### Work required
Your output should consist of every record, copied exactly.

[App and web page records]
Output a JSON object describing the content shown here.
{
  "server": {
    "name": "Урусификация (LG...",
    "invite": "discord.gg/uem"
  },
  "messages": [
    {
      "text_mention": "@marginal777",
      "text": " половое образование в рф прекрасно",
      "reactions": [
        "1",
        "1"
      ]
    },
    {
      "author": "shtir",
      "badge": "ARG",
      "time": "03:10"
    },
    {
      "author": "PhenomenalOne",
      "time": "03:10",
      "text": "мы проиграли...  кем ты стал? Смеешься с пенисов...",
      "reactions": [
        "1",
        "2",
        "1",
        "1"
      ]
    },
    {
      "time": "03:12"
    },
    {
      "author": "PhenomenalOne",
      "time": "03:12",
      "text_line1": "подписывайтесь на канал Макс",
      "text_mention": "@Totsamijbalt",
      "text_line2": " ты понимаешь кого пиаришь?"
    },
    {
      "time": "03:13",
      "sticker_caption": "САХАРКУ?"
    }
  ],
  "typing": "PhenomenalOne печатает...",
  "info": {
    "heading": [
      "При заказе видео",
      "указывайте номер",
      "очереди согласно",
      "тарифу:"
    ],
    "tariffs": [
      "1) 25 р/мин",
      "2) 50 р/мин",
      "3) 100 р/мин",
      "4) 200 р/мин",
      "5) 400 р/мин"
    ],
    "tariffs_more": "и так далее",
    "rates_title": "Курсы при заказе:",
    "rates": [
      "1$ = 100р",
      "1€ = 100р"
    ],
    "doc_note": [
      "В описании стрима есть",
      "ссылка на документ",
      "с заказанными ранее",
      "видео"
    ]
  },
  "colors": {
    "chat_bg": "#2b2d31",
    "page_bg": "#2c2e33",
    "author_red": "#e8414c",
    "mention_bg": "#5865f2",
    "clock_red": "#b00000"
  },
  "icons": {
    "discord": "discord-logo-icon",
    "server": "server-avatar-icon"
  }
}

### Solution for this problem
Output a JSON object describing the content shown here.
{
  "server": {
    "name": "Урусификация (LG...",
    "invite": "discord.gg/uem"
  },
  "messages": [
    {
      "text_mention": "@marginal777",
      "text": " половое образование в рф прекрасно",
      "reactions": [
        "1",
        "1"
      ]
    },
    {
      "author": "shtir",
      "badge": "ARG",
      "time": "03:10"
    },
    {
      "author": "PhenomenalOne",
      "time": "03:10",
      "text": "мы проиграли...  кем ты стал? Смеешься с пенисов...",
      "reactions": [
        "1",
        "2",
        "1",
        "1"
      ]
    },
    {
      "time": "03:12"
    },
    {
      "author": "PhenomenalOne",
      "time": "03:12",
      "text_line1": "подписывайтесь на канал Макс",
      "text_mention": "@Totsamijbalt",
      "text_line2": " ты понимаешь кого пиаришь?"
    },
    {
      "time": "03:13",
      "sticker_caption": "САХАРКУ?"
    }
  ],
  "typing": "PhenomenalOne печатает...",
  "info": {
    "heading": [
      "При заказе видео",
      "указывайте номер",
      "очереди согласно",
      "тарифу:"
    ],
    "tariffs": [
      "1) 25 р/мин",
      "2) 50 р/мин",
      "3) 100 р/мин",
      "4) 200 р/мин",
      "5) 400 р/мин"
    ],
    "tariffs_more": "и так далее",
    "rates_title": "Курсы при заказе:",
    "rates": [
      "1$ = 100р",
      "1€ = 100р"
    ],
    "doc_note": [
      "В описании стрима есть",
      "ссылка на документ",
      "с заказанными ранее",
      "видео"
    ]
  },
  "colors": {
    "chat_bg": "#2b2d31",
    "page_bg": "#2c2e33",
    "author_red": "#e8414c",
    "mention_bg": "#5865f2",
    "clock_red": "#b00000"
  },
  "icons": {
    "discord": "discord-logo-icon",
    "server": "server-avatar-icon"
  }
}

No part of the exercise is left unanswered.